- Records:
####################

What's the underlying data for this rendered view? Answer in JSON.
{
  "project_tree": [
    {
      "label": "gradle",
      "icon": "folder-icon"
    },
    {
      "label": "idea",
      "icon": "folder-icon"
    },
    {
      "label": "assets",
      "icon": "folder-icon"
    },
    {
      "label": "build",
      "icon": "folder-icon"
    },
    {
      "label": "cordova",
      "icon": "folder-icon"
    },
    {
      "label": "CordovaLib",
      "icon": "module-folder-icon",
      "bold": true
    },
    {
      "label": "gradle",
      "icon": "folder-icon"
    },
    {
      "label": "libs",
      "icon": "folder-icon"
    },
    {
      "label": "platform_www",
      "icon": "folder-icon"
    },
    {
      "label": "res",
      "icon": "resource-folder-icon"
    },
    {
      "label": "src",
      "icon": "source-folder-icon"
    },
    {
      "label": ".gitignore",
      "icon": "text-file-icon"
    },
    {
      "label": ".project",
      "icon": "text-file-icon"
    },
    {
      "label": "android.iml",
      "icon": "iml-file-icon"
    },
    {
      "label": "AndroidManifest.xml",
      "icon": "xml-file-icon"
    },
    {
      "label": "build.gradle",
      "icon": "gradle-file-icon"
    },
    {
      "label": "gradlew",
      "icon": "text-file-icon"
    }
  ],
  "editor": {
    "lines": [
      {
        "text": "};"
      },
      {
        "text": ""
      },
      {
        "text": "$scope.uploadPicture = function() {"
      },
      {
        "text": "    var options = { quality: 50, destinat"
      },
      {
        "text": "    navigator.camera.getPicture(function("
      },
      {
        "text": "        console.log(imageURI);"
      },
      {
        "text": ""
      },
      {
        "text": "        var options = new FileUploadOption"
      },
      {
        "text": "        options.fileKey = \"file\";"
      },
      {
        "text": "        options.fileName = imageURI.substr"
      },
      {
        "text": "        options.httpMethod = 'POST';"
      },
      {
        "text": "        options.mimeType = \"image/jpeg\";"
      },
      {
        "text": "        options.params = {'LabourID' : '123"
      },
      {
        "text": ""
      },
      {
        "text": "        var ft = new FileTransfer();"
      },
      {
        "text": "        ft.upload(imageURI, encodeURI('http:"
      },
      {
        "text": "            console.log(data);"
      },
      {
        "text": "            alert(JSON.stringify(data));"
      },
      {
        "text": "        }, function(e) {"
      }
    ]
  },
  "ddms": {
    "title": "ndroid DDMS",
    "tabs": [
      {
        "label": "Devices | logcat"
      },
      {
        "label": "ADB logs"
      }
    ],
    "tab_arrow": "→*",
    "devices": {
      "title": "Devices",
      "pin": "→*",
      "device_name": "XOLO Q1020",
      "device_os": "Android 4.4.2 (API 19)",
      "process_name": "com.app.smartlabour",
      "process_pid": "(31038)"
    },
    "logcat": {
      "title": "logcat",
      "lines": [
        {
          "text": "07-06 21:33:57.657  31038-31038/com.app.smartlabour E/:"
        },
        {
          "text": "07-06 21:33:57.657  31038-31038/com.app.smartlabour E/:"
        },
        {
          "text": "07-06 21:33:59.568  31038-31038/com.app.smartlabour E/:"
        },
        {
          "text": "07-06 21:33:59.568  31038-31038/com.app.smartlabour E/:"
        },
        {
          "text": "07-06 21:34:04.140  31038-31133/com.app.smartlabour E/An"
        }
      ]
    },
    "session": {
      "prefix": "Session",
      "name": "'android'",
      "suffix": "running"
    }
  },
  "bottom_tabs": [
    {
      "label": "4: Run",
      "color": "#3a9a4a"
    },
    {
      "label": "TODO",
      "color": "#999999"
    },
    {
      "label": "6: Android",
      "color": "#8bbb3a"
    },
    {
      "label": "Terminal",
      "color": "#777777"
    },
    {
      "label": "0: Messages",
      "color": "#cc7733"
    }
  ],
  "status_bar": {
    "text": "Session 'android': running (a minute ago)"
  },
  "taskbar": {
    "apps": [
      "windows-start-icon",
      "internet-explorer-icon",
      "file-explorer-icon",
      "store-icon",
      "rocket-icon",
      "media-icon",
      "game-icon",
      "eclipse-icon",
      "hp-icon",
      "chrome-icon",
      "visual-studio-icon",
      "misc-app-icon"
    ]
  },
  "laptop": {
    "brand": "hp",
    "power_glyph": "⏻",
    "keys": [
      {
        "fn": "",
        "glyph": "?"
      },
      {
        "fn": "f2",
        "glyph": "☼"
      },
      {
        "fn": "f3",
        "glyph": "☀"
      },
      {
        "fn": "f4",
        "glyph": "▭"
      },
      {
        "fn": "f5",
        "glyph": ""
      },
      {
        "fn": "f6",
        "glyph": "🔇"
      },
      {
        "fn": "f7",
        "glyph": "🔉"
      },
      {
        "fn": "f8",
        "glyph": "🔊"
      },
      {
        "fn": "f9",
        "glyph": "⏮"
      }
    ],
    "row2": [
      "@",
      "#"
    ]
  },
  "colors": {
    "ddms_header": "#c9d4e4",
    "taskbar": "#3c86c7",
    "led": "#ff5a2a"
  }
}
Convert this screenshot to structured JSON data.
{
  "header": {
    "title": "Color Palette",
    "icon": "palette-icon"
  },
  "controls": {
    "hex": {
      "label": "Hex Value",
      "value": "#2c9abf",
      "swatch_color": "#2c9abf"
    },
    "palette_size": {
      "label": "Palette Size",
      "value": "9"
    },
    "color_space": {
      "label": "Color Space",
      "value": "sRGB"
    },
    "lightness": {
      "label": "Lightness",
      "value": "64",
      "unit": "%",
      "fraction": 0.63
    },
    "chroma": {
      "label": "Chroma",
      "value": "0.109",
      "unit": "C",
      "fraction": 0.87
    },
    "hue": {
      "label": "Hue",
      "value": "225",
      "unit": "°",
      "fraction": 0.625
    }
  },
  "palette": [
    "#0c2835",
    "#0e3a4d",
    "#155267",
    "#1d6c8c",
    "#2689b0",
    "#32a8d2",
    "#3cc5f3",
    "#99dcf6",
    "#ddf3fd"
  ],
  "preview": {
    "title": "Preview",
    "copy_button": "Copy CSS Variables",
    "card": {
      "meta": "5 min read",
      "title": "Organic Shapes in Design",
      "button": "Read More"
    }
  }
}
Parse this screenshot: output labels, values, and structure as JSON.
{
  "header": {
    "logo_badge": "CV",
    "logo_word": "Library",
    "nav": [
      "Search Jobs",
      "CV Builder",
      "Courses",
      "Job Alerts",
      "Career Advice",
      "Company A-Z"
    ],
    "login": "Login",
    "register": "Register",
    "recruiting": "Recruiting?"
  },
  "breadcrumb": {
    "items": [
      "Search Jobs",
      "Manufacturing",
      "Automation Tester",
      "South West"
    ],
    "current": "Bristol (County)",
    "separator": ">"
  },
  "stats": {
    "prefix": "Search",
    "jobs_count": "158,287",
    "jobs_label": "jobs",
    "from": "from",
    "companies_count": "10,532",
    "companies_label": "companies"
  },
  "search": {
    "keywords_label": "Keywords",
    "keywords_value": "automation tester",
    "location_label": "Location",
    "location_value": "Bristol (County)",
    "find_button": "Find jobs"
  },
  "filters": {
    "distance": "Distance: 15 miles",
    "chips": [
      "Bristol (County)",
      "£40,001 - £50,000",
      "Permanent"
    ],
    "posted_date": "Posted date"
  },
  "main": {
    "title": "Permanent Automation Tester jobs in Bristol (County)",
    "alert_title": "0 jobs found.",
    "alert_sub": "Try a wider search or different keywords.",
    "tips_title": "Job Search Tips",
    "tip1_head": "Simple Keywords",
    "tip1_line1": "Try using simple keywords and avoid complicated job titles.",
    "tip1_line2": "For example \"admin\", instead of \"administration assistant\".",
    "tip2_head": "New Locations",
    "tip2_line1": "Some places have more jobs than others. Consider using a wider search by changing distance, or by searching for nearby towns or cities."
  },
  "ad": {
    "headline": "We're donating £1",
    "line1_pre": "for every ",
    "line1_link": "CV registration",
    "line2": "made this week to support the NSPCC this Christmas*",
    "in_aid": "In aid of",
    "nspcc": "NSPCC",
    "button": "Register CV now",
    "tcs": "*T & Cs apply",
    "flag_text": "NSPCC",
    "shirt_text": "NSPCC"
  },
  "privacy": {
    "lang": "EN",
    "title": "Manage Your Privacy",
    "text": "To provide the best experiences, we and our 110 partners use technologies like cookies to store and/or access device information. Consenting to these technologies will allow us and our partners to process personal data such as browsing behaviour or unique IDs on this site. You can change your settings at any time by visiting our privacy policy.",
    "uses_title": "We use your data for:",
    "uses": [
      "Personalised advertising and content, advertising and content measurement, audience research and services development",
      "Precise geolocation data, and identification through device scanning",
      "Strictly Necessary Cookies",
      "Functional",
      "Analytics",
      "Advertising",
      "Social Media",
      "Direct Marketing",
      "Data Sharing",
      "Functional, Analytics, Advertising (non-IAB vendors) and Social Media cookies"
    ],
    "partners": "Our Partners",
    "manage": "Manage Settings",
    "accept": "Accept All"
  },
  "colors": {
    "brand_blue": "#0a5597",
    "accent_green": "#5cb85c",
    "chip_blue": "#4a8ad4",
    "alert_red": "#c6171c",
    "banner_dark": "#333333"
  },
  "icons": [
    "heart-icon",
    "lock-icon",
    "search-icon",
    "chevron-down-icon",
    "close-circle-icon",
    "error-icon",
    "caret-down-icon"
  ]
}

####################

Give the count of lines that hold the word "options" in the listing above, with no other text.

7